- Showalter (1985, 80–81). In Shakespeare's King John (1595/6), the action of act three, scene four turns on the semiotic values of hair worn up or down and disheveled: Constance enters "distracted, with her hair about her ears" (17); "Lady, you utter madness, and not sorrow", Pandolf rebukes her (43), yet she insists that "I am not mad; this hair I tear is mine" (45); she is repeatedly bid to "bind up your hairs"; she obeys, then subsequently unbinds it again, insisting "I will not keep this form upon my head / When there is such disorder in my wit" (101–102).
- Gurr (1992, 193) and Showalter (1985, 80–81).
- Showalter (1985, 80–81).
- Showalter (1985, 80, 81).
- Showalter (1985, 81–82).
- Showalter (1985, 82).
- William Cullen Bryant & Evert A. Duyckinck (eds.), The Complete Works of Shakespeare, 1888
- Some aspects of provincial drama in the eighteenth centuryFrederick T. Wood English Studies, Volume 14, Issue 1 – 6 1932 (p. 73)
- Packer, Tina (2015). Women of Will: Following the Feminine in Shakespeare's Plays. New York City: Alfred Knopf. p. 190. ASIN B00N6PCXS8.
- Adair, Jaime (15 September 2015). "Hamlet and Sons of Anarchy". Sons of Anarchy, The Bastard Executioner, Honor-based Culture. History Behind Game of Thrones. Retrieved 17 May 2016.[permanent dead link]
- Giannina, Braschi (2011). United States of Banana. AmazonCrossing. ISBN 9781611090673. OCLC 760912360.
- *Tonkin, Boyd, "Singing in the chains: a tongue-tied heroine", The Independent, 16 January 2009. Retrieved 29 April 2014.
- Banham, Martin, ed. 1998. The Cambridge Guide to Theatre. Cambridge: Cambridge University Press. ISBN 0-521-43437-8.
- Charney, Maurice. 2000. Shakespeare on Love & Lust. New York: Columbia University Press. ISBN 0-231-10429-4.
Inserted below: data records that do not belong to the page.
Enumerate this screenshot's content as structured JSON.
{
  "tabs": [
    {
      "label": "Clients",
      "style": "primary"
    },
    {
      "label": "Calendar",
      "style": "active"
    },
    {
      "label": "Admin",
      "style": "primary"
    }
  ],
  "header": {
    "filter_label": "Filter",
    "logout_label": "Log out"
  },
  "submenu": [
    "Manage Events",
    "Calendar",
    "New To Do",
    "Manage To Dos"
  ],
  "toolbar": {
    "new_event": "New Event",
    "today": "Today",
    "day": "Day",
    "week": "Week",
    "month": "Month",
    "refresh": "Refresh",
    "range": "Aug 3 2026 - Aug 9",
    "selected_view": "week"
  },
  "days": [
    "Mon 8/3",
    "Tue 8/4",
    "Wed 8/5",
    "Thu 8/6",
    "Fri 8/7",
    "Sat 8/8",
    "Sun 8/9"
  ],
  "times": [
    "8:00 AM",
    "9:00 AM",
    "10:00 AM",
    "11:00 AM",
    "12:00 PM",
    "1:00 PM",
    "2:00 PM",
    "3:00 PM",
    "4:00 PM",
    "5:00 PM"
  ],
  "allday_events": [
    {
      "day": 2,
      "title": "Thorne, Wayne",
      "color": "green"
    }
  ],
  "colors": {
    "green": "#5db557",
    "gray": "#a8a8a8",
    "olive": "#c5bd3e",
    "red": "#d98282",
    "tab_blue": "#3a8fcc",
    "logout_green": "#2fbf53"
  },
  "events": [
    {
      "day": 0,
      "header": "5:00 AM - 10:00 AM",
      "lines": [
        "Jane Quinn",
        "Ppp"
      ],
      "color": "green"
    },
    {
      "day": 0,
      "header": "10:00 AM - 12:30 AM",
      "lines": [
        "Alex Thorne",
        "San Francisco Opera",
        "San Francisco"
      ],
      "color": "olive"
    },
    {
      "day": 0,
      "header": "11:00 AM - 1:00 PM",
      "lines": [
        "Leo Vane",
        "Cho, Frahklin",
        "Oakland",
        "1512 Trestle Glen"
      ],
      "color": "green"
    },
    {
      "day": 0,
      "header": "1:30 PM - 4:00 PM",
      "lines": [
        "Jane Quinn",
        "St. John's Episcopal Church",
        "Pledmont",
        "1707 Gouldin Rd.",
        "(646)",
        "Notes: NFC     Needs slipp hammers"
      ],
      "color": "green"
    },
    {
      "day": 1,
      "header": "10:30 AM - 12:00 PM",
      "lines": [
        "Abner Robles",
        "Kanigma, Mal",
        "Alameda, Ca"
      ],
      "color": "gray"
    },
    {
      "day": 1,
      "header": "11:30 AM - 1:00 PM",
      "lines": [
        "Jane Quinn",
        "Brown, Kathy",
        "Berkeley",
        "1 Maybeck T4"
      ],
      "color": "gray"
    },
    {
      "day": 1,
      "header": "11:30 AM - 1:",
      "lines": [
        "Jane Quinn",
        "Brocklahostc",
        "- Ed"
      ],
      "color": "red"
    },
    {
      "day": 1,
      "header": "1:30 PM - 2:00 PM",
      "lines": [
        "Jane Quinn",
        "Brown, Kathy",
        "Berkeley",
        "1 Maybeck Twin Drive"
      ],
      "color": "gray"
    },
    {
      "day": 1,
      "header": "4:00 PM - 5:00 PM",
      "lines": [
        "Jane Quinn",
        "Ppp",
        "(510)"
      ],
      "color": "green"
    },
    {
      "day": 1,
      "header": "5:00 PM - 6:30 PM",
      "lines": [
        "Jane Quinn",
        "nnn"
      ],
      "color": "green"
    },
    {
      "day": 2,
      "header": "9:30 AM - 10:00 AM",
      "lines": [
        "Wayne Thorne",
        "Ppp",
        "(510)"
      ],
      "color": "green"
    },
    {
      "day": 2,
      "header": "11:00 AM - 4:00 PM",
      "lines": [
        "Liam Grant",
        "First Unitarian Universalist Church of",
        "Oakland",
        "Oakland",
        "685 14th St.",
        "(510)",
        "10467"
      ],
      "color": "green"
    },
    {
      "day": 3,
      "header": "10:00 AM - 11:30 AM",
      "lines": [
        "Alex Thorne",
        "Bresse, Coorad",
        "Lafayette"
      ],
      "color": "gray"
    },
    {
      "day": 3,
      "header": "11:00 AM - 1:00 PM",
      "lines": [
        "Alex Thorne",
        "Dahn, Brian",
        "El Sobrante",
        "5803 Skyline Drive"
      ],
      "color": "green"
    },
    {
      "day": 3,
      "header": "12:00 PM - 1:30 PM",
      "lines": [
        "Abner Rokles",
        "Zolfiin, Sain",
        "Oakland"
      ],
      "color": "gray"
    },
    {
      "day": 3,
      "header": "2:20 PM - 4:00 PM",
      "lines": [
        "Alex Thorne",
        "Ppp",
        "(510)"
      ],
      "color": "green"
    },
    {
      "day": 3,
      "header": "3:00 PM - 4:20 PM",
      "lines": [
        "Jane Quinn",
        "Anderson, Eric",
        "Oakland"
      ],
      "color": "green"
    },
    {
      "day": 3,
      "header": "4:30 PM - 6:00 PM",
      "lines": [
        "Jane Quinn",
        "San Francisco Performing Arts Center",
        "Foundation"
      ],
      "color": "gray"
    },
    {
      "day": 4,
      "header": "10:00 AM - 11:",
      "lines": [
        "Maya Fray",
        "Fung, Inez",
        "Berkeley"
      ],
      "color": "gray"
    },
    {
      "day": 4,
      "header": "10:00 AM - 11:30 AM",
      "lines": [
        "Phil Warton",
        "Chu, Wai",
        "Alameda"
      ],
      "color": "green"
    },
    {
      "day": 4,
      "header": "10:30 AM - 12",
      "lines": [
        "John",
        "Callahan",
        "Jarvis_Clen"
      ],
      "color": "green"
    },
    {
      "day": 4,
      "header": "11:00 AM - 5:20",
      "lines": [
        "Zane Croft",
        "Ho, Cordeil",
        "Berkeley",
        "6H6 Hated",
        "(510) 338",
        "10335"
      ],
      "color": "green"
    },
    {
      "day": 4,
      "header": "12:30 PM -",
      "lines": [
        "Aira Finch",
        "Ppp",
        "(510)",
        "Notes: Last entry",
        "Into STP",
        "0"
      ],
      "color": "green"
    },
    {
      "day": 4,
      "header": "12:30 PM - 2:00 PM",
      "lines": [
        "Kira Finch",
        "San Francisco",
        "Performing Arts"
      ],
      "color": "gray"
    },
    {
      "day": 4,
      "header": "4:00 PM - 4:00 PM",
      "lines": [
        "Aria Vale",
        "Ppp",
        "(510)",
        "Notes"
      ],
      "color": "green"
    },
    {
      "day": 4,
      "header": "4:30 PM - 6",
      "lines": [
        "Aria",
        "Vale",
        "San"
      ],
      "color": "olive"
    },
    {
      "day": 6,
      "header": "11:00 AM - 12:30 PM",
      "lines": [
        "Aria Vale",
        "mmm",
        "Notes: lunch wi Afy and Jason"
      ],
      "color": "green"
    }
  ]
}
- Gurr, Andrew. 1992. The Shakespearean Stage 1574–1642. Third ed. Cambridge: Cambridge University Press. ISBN 0-521-42240-X.
- Hattaway, Michael. 1982. Elizabethan Popular Theatre: Plays in Performance. Theatre Production ser. London and Boston: Routledge and Kegan Paul. ISBN 0-7100-9052-8.
- Thomson, Peter. 1983. Shakespeare's Theatre. Theatre Production ser. London and Boston: Routledge and Kegan Paul. ISBN 0-7100-9480-9.
- Wells, Stanley, and Sarah Stanton, eds. 2002. The Cambridge Companion to Shakespeare on Stage. Cambridge Companions to Literature ser. Cambridge: Cambridge University Press. ISBN 0-521-79711-X.